Records to use Block Start

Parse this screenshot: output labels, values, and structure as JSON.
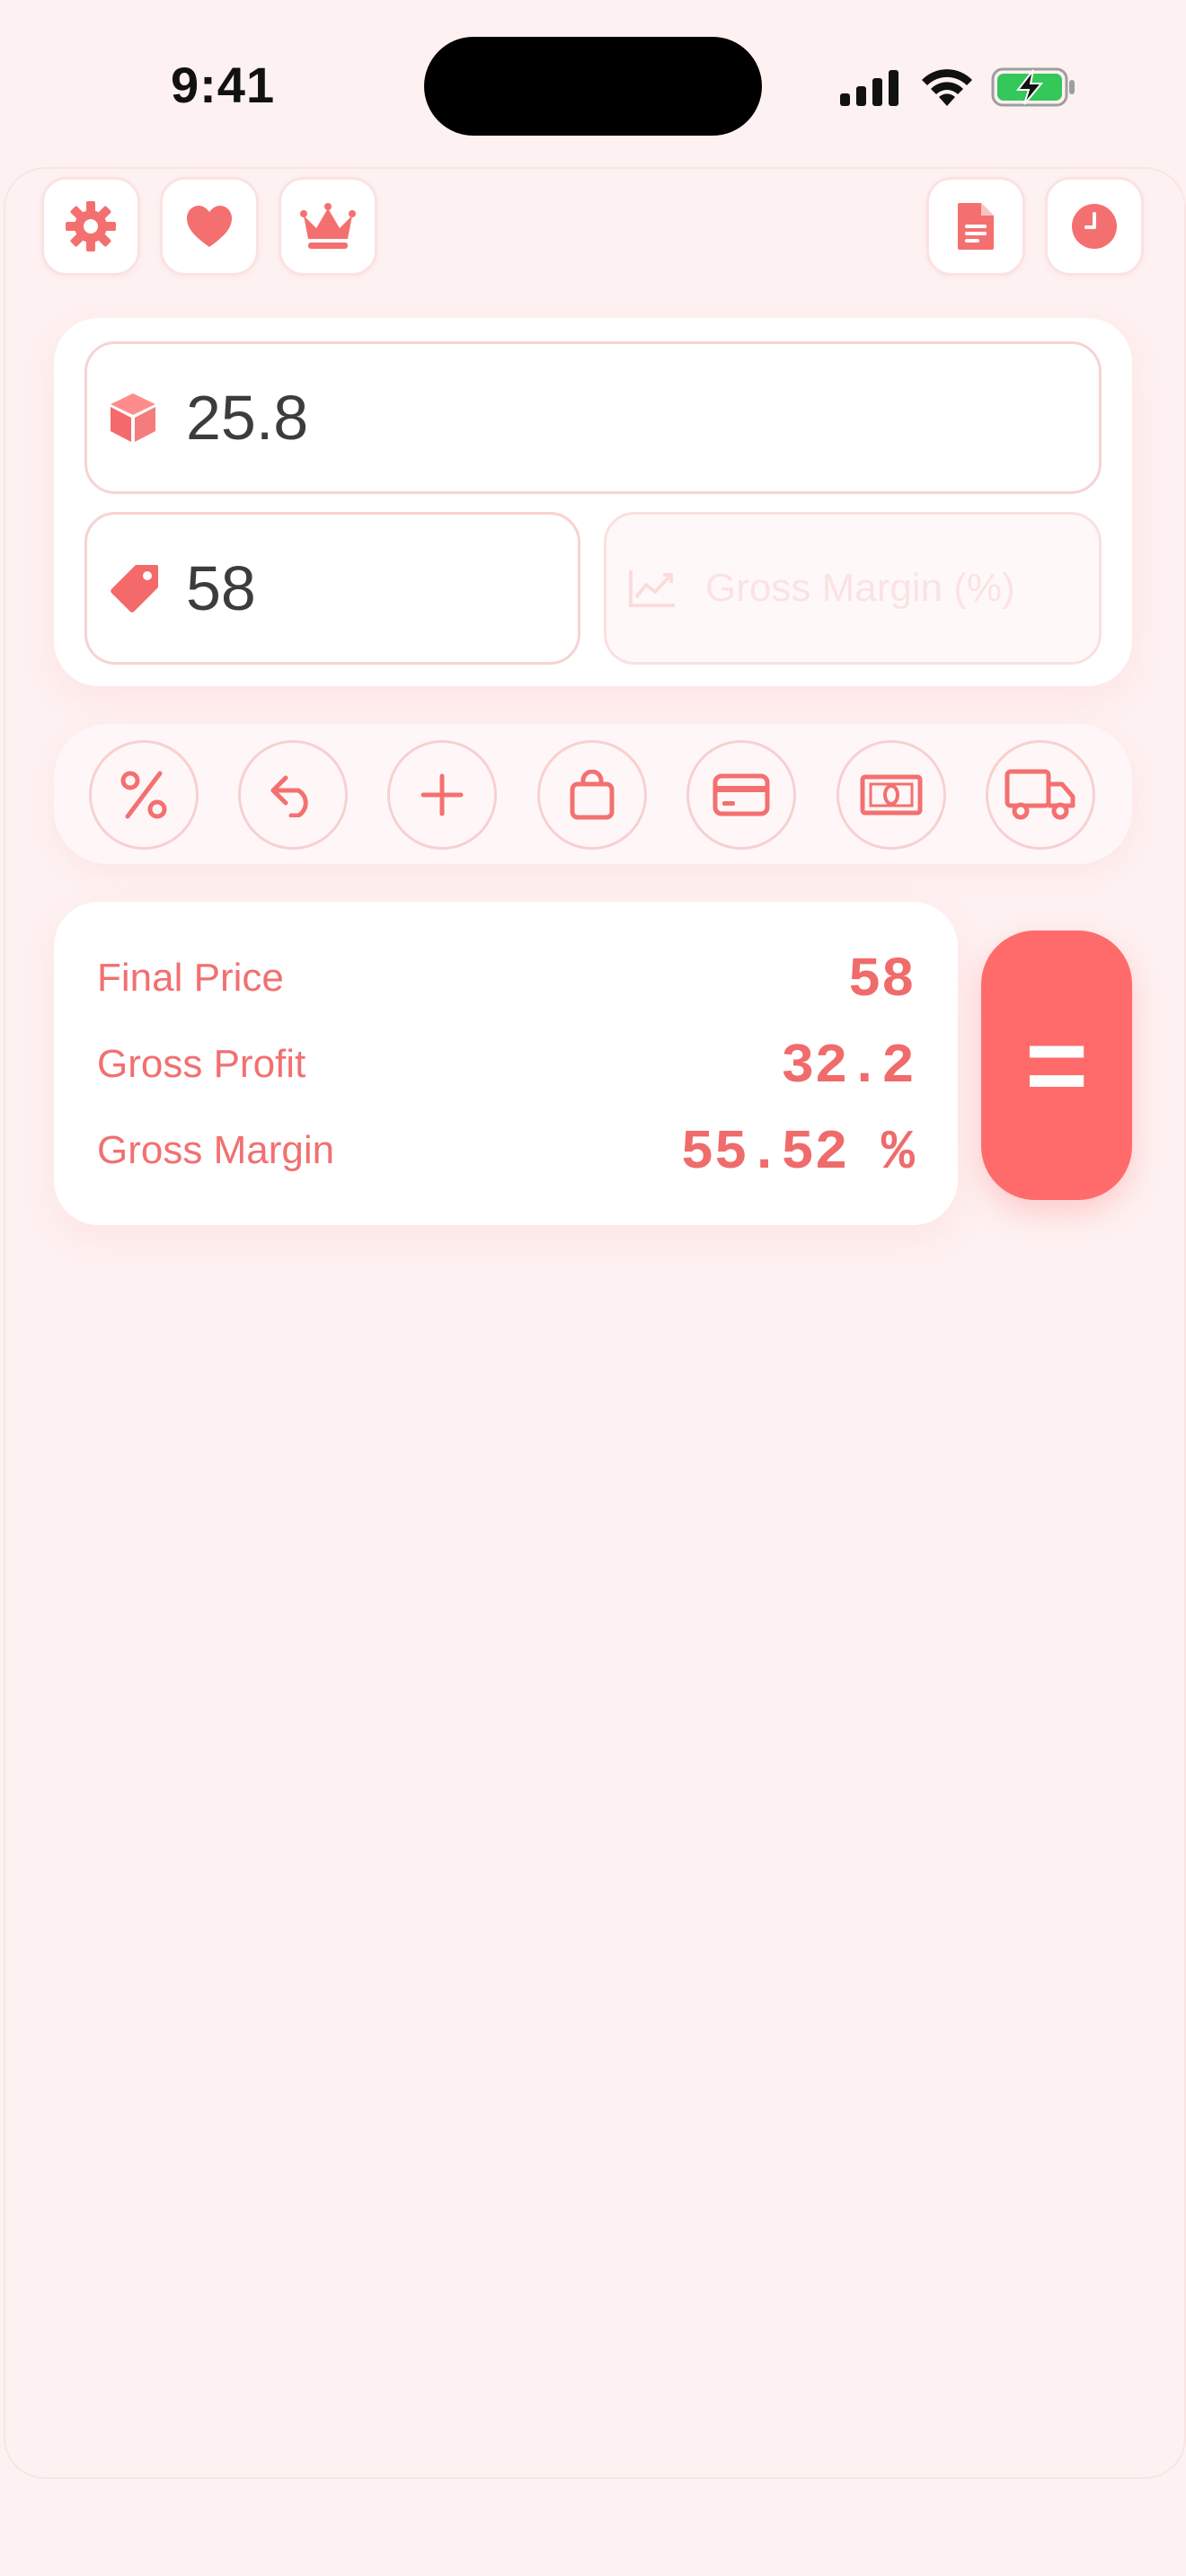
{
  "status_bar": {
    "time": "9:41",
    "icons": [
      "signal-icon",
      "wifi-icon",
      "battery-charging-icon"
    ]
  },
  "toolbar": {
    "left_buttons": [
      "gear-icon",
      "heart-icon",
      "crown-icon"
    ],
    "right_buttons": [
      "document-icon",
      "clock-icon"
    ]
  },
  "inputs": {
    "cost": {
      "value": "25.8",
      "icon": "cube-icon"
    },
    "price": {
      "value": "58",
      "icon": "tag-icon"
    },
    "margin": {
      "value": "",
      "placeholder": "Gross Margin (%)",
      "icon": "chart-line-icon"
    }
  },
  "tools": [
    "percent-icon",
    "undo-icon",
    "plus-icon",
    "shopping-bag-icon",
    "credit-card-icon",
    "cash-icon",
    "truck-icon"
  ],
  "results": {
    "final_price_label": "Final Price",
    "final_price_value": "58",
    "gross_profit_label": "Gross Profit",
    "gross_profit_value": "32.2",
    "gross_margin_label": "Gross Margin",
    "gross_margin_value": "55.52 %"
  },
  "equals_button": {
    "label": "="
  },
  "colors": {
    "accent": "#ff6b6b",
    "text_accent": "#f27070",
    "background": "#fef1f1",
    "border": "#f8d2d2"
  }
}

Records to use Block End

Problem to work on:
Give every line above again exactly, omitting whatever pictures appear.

Exercise answer:
Parse this screenshot: output labels, values, and structure as JSON.
{
  "status_bar": {
    "time": "9:41",
    "icons": [
      "signal-icon",
      "wifi-icon",
      "battery-charging-icon"
    ]
  },
  "toolbar": {
    "left_buttons": [
      "gear-icon",
      "heart-icon",
      "crown-icon"
    ],
    "right_buttons": [
      "document-icon",
      "clock-icon"
    ]
  },
  "inputs": {
    "cost": {
      "value": "25.8",
      "icon": "cube-icon"
    },
    "price": {
      "value": "58",
      "icon": "tag-icon"
    },
    "margin": {
      "value": "",
      "placeholder": "Gross Margin (%)",
      "icon": "chart-line-icon"
    }
  },
  "tools": [
    "percent-icon",
    "undo-icon",
    "plus-icon",
    "shopping-bag-icon",
    "credit-card-icon",
    "cash-icon",
    "truck-icon"
  ],
  "results": {
    "final_price_label": "Final Price",
    "final_price_value": "58",
    "gross_profit_label": "Gross Profit",
    "gross_profit_value": "32.2",
    "gross_margin_label": "Gross Margin",
    "gross_margin_value": "55.52 %"
  },
  "equals_button": {
    "label": "="
  },
  "colors": {
    "accent": "#ff6b6b",
    "text_accent": "#f27070",
    "background": "#fef1f1",
    "border": "#f8d2d2"
  }
}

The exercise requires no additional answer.